Roy Morgan is the largest independent Australian research company, with offices throughout Australia, as well as in Indonesia, the United States and the United Kingdom. A full service research organisation specialising in omnibus and syndicated data, Roy Morgan has over 70 years’ experience in collecting objective, independent information on consumers.

Margin of Error

The margin of error to be allowed for in any estimate depends mainly on the number of interviews on which it is based. Margin of error gives indications of the likely range within which estimates would be 95% likely to fall, expressed as the number of percentage points above or below the actual estimate. Allowance for design effects (such as stratification and weighting) should be made as appropriate.

Sample Size

Percentage Estimate

40%-60%

25% or 75%

10% or 90%

5% or 95%

1,000

±3.0

±2.7

±1.9

±1.3

5,000

±1.4

±1.2

±0.8

±0.6

7,500

±1.1

±1.0

±0.7

±0.5

10,000

±1.0

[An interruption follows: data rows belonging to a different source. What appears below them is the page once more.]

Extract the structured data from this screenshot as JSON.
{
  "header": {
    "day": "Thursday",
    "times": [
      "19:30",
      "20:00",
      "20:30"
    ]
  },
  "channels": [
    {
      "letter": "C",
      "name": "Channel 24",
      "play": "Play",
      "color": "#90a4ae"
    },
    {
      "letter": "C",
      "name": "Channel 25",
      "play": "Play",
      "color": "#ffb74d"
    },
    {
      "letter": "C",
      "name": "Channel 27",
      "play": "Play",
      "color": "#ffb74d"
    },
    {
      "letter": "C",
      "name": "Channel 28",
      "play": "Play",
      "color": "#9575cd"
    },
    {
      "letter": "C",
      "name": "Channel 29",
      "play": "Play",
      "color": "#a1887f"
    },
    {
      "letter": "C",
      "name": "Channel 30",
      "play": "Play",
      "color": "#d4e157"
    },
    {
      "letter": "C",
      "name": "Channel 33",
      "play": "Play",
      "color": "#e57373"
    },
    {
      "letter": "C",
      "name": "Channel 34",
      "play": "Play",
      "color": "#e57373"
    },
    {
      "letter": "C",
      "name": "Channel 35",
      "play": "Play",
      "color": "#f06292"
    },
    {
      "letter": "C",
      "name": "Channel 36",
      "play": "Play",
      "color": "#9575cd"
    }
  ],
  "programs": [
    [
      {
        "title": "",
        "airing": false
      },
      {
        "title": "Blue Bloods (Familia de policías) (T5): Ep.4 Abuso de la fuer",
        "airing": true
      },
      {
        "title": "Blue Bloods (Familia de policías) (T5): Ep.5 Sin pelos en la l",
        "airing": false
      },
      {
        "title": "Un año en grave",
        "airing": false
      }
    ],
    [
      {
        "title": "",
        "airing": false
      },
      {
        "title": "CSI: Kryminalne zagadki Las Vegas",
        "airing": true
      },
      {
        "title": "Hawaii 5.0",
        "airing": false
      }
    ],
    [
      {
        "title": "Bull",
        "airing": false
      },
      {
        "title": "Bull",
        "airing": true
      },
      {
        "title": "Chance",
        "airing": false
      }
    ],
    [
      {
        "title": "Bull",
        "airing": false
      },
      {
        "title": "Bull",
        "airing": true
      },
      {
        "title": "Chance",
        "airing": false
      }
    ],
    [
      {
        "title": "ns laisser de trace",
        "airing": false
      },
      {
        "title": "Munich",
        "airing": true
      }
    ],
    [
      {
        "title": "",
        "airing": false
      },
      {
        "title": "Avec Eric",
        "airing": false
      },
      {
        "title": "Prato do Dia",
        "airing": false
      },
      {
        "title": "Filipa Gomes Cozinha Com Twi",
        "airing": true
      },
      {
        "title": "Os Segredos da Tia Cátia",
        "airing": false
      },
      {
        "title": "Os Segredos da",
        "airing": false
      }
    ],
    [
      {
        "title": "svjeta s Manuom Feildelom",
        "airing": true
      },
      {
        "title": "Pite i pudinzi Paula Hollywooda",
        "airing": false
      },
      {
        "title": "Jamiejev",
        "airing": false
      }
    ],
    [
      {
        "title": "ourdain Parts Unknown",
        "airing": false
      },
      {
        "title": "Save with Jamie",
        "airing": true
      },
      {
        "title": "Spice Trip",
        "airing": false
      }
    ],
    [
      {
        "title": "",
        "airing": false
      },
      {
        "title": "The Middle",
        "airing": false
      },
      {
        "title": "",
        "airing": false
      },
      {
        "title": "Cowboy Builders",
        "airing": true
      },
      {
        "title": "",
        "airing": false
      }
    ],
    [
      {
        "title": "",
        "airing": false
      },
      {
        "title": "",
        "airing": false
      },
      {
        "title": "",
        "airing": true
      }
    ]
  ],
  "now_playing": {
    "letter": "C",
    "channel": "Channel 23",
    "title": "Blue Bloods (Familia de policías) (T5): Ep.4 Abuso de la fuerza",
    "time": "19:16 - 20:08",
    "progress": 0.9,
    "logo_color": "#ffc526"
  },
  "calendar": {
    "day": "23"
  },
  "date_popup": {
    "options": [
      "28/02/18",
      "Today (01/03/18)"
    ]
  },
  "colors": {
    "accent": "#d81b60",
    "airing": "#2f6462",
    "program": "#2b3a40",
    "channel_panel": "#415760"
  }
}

±0.9

±0.6

±0.4

20,000

±0.7

±0.6

±0.4

±0.3

50,000

±0.4

±0.4

±0.3

±0.2